NYLCV, NY4P, TPL support LaGuardia Air Train with conditions


The New York League of Conservation Voters, New Yorkers for Parks, and the Trust for Public Land submitted the following statement to the Federal Aviation Administration regarding the LaGuardia Air Train:

New York City streets and highways are congested, causing significant air pollution in low income neighborhoods and communities of color. Transportation is the largest source of greenhouse gas emissions in our state.  Currently, travel options to and from LaGuardia Airport are limited to street transport by private car, ride share, taxi, or bus.  The proposal by the Port Authority of New York and New Jersey (PANYNJ) to build a LaGuardia Air Train connecting the airport to the Long Island Rail Road (LIRR) and 7 train stations at Willets Point will create an option to use mass transit that will alleviate congestion, reducing greenhouse gas emissions and air pollution with minimal environmental impacts.

Our organizations support the LaGuardia Air Train subject to the following conditions:

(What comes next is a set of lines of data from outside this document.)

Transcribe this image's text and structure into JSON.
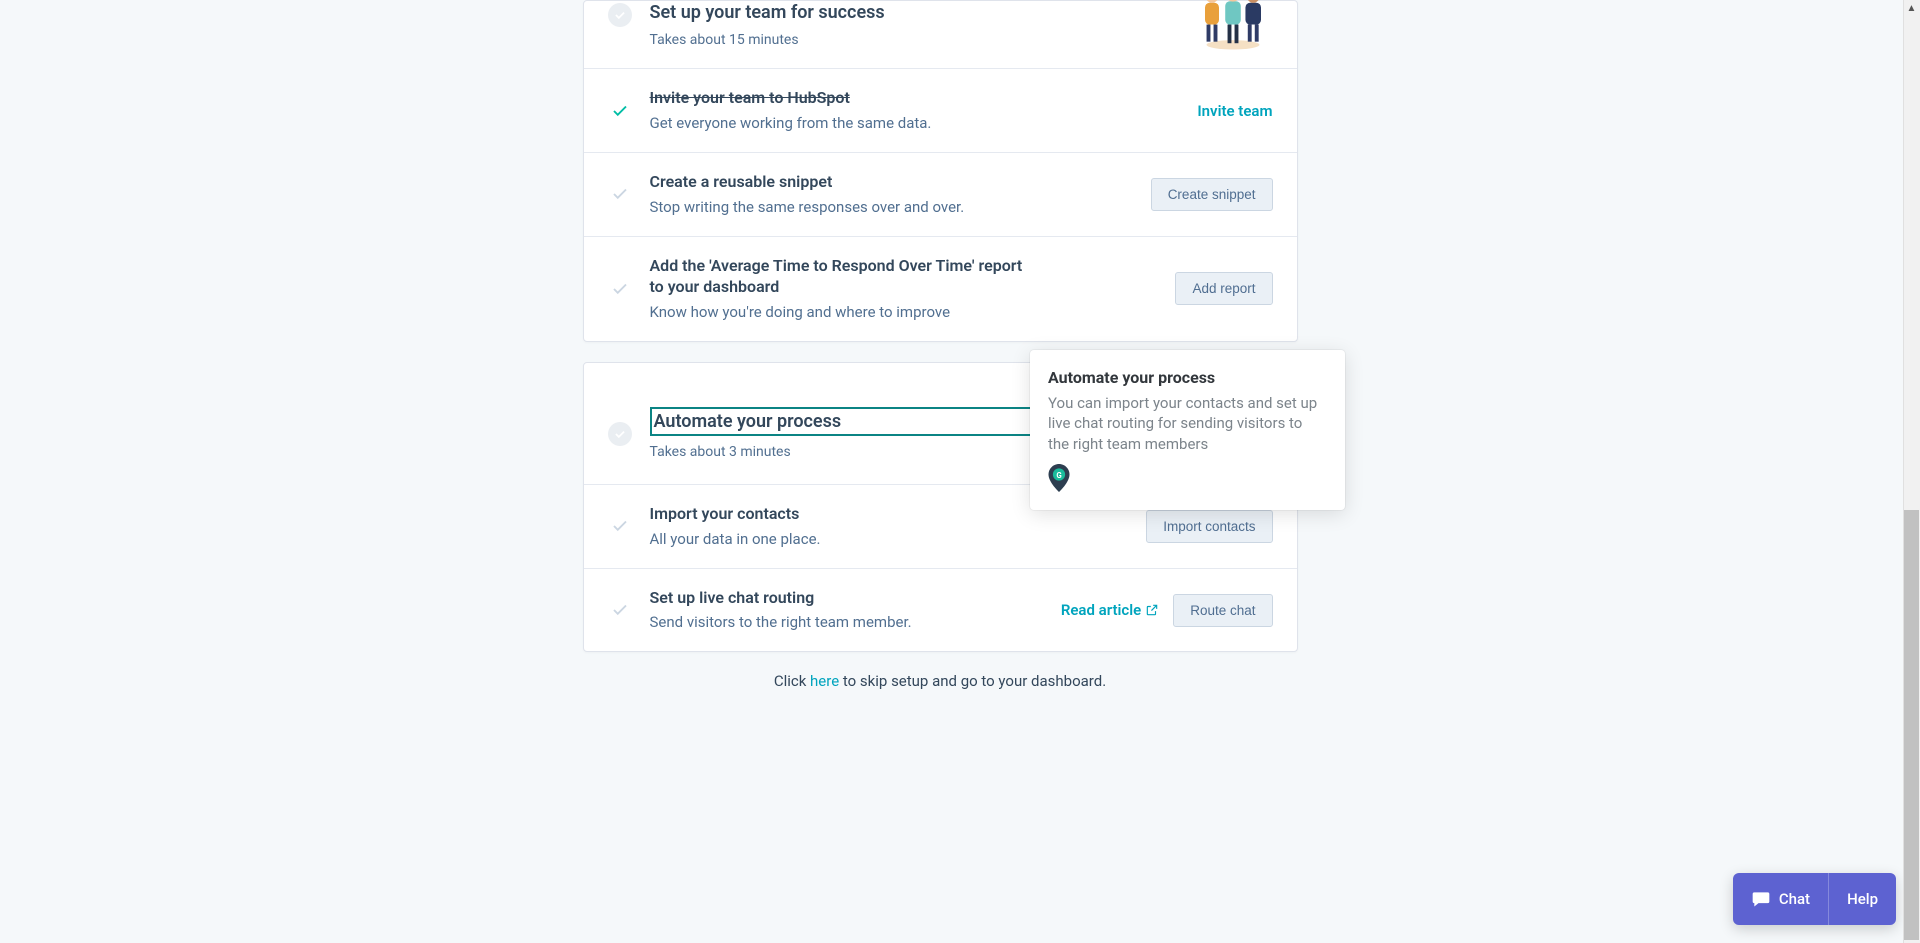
{
  "sections": {
    "team": {
      "title": "Set up your team for success",
      "duration": "Takes about 15 minutes",
      "rows": {
        "invite": {
          "title": "Invite your team to HubSpot",
          "desc": "Get everyone working from the same data.",
          "action_link": "Invite team"
        },
        "snippet": {
          "title": "Create a reusable snippet",
          "desc": "Stop writing the same responses over and over.",
          "button": "Create snippet"
        },
        "report": {
          "title": "Add the 'Average Time to Respond Over Time' report to your dashboard",
          "desc": "Know how you're doing and where to improve",
          "button": "Add report"
        }
      }
    },
    "automate": {
      "title": "Automate your process",
      "duration": "Takes about 3 minutes",
      "rows": {
        "import": {
          "title": "Import your contacts",
          "desc": "All your data in one place.",
          "button": "Import contacts"
        },
        "routing": {
          "title": "Set up live chat routing",
          "desc": "Send visitors to the right team member.",
          "link": "Read article",
          "button": "Route chat"
        }
      }
    }
  },
  "tooltip": {
    "title": "Automate your process",
    "body": "You can import your contacts and set up live chat routing for sending visitors to the right team members"
  },
  "skip": {
    "prefix": "Click ",
    "link": "here",
    "suffix": " to skip setup and go to your dashboard."
  },
  "widget": {
    "chat": "Chat",
    "help": "Help"
  }
}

  • We appreciate the considerable strengthening of the draft environmental impact statement (dEIS) issued by the Federal Aviation Administration, which goes into much more depth about the potential environmental impacts of the proposed air train.  We would prefer a more in-depth review of bus service options, including potential service improvements such as making 125th Street in Manhattan a busway and providing the Q70 with a protected bus lane on the non-Grand Central Parkway portions of its route.

  • We strongly support the inclusion in the dEIS of mitigation measures not simply to replace trees impacted by construction of the air train but to improve and enhance public access and recreation opportunities at the Flushing Bay Promenade, a park that is underutilized and in need of investment at a time when the NYC Parks Department budget has been cut. While the proposal and the memorandum of agreement between the PANYNJ and the NYC Parks Department commits $35 million for this effort, the final number should be driven by the improvements needed to ensure this is a successful public space, mindful of the challenging proximity to the highway and proposed train location. The public process to determine how to invest these funds as outlined in that agreement must ensure that the plan will enhance access to both the promenade and waterfront.

  • We strongly endorse the inclusion of the Flushing Bay Promenade Community Advisory Council in the dEIS to ensure that the community has input into what the enhanced public access and park improvements are to serve the local community as well as the broader Queens and New York City community. The Advisory Council should be continued beyond developing the plan through implementation and, possibly, an operations and maintenance plan, to ensure the commitments made are met.

  • We strongly encourage using the Flushing Waterways 2018 Vision Plan developed by Riverkeeper and Guardians of the Flushing Bay as a starting point for the public conversation about park and waterfront access and enhancements. The Plan undertook a thoughtful evaluation of the opportunities in the area and focused on community people with the waterfront.

  • We encourage the establishment of funds not only for capital improvements but also for ongoing operations and maintenance to protect the investments in the promenade.  As the Play Fair for Parks Campaign demonstrates, we know that NYC Parks does not have sufficient funding to properly maintain parks properties to prevent disrepair. This project should serve as a way to build a more permanent partnership between the Airport and the community that benefits from the park.